PROVIDED INFORMATION
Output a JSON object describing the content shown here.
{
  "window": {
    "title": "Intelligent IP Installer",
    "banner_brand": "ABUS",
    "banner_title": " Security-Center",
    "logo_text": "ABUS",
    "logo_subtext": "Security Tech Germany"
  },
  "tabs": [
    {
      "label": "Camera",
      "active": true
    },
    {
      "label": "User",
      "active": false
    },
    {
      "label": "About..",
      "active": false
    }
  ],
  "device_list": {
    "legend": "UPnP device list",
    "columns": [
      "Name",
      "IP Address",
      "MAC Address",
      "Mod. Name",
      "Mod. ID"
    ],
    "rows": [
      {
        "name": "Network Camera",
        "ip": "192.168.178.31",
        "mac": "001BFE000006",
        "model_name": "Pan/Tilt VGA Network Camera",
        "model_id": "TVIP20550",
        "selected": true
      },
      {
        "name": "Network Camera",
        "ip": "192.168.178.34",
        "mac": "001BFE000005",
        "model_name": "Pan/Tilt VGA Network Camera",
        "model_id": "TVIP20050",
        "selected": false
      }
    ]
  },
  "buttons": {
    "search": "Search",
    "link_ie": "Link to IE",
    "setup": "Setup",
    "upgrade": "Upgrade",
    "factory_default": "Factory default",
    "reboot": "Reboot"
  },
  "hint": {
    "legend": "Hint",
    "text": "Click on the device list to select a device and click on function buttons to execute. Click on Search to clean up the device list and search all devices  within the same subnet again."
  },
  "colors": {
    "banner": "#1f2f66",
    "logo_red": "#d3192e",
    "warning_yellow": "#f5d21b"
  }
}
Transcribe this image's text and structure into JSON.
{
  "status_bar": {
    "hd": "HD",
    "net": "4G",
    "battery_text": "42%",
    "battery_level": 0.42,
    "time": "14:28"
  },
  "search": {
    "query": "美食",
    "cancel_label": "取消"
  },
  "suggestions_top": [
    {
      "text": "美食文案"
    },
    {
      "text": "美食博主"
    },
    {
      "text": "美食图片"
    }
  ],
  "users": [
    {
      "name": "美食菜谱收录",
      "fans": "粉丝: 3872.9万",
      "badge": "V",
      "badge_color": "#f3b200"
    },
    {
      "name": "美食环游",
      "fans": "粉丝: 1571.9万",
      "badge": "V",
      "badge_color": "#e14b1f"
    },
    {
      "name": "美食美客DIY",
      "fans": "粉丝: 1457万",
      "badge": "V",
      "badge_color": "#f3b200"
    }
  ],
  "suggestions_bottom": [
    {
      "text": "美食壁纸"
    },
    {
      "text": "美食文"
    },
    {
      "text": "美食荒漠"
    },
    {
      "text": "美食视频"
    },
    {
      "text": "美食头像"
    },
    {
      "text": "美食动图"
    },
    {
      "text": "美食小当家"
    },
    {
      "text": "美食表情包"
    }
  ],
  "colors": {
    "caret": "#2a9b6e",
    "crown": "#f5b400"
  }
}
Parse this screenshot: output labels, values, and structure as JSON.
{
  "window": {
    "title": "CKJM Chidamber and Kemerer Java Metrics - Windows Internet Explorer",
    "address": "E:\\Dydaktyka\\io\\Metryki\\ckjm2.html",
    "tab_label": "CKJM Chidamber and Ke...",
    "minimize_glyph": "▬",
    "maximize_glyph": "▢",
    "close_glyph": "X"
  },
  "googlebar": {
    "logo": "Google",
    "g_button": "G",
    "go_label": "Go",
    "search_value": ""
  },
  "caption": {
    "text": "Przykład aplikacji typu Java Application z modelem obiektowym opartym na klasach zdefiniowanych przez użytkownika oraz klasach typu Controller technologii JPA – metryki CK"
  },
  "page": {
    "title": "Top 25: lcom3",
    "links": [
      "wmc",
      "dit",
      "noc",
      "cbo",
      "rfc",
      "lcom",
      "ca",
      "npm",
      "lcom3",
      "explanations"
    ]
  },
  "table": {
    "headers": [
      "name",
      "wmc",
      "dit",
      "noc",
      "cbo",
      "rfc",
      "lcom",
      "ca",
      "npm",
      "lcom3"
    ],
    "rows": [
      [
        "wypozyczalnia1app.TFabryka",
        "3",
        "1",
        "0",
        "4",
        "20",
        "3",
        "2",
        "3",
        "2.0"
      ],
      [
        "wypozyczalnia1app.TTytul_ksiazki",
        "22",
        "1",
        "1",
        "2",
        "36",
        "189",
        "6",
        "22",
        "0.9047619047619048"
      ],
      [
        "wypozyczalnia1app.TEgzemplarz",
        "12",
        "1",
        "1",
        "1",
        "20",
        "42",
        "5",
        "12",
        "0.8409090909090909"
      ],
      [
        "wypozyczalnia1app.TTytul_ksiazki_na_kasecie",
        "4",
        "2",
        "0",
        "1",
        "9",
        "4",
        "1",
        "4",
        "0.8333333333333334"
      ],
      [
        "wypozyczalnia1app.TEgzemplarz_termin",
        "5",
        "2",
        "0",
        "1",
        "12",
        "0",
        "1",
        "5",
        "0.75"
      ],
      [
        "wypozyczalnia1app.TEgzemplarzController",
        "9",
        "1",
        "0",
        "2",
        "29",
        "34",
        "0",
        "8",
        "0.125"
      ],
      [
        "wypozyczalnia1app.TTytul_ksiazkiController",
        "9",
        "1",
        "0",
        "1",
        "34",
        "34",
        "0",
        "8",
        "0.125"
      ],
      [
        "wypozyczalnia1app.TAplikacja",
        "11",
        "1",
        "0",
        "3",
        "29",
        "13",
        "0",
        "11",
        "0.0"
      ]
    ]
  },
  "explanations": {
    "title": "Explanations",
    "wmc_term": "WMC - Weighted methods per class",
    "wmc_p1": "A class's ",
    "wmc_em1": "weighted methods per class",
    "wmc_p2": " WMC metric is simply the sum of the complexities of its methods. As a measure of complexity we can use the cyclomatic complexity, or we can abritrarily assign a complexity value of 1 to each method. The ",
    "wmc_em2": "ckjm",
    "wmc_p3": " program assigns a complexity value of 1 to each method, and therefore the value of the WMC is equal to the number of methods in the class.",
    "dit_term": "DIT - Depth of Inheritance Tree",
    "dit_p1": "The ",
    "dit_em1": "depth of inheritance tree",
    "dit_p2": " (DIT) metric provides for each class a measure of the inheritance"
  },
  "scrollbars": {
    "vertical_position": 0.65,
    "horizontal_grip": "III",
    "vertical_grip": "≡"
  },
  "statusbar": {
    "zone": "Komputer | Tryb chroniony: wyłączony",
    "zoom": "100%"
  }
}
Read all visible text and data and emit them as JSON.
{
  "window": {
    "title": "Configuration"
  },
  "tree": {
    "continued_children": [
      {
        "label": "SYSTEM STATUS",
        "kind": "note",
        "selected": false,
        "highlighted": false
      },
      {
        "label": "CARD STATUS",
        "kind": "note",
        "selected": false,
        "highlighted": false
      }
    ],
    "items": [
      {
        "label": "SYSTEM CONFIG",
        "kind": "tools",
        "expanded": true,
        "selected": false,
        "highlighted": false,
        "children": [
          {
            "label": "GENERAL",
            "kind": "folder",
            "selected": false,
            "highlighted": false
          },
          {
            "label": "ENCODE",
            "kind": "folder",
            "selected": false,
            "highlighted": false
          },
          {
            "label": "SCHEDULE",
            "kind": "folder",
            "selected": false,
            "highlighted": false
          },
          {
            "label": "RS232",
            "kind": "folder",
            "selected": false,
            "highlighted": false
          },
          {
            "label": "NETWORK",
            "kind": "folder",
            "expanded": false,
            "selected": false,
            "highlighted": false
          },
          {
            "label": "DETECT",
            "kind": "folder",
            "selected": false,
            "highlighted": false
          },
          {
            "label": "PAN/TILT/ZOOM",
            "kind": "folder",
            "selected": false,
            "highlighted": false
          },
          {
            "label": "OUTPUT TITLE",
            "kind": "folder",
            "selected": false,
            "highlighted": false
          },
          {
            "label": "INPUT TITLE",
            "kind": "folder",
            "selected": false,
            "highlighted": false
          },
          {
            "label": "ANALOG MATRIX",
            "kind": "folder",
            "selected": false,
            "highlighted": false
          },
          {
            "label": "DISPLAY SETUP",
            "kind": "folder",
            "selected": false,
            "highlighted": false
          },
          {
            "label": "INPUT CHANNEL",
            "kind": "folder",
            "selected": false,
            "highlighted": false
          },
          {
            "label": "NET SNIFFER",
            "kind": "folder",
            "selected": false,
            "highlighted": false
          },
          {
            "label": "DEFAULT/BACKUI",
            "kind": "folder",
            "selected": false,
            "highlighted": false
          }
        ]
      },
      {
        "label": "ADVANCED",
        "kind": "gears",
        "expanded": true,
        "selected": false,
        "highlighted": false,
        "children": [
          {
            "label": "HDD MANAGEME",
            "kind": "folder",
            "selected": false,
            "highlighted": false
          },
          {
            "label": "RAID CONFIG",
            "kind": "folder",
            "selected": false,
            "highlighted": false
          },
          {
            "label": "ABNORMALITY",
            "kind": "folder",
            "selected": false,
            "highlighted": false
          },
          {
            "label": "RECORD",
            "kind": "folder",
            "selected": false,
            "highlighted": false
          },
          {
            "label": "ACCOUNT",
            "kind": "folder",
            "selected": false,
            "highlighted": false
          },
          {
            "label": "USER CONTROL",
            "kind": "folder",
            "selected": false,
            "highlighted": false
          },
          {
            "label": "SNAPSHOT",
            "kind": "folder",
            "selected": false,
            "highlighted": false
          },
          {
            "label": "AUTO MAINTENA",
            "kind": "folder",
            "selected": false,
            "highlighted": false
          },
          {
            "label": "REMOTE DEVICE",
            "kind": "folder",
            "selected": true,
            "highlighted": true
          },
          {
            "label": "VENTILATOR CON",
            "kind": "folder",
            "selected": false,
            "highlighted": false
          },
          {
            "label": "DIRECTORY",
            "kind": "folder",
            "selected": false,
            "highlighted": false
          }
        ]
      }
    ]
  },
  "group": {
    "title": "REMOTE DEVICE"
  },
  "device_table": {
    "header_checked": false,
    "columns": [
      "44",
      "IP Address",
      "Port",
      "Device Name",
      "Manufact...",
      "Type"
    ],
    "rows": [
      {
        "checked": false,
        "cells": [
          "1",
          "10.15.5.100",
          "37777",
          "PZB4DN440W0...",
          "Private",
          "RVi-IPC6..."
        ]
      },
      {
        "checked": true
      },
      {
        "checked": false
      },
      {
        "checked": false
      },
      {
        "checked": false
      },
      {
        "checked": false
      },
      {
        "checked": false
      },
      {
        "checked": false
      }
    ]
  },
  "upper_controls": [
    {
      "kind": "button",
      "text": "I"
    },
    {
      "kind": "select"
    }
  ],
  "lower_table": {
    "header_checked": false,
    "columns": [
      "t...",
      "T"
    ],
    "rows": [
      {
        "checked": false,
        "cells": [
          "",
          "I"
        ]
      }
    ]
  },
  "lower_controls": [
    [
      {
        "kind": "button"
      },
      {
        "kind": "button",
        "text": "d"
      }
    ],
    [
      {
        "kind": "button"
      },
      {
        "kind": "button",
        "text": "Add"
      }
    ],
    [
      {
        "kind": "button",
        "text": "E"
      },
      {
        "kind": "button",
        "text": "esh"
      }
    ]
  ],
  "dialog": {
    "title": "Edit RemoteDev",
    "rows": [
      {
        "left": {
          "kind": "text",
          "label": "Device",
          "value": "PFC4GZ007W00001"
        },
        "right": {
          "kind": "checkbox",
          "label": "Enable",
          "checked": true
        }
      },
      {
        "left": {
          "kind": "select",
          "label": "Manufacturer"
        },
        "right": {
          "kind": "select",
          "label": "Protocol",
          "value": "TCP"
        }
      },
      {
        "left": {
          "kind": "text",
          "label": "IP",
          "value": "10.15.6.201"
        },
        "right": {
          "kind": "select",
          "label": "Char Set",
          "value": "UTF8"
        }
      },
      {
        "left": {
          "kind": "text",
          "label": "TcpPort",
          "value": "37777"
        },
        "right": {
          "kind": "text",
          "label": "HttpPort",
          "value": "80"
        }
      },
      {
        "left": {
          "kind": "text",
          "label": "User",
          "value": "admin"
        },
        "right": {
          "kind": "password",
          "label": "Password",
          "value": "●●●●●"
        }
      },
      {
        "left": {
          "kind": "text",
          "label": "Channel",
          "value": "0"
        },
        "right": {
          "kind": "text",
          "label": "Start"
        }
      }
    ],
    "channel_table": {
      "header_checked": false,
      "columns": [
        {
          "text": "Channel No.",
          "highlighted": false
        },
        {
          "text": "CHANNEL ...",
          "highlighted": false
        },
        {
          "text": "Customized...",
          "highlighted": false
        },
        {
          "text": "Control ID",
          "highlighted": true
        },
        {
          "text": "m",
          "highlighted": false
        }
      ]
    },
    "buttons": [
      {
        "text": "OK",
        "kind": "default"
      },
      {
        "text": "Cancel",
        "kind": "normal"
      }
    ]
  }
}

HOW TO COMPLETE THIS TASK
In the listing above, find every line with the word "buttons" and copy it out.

EXERCISE ANSWER
  "buttons": {
    "text": "Click on the device list to select a device and click on function buttons to execute. Click on Search to clean up the device list and search all devices  within the same subnet again."
    "buttons": [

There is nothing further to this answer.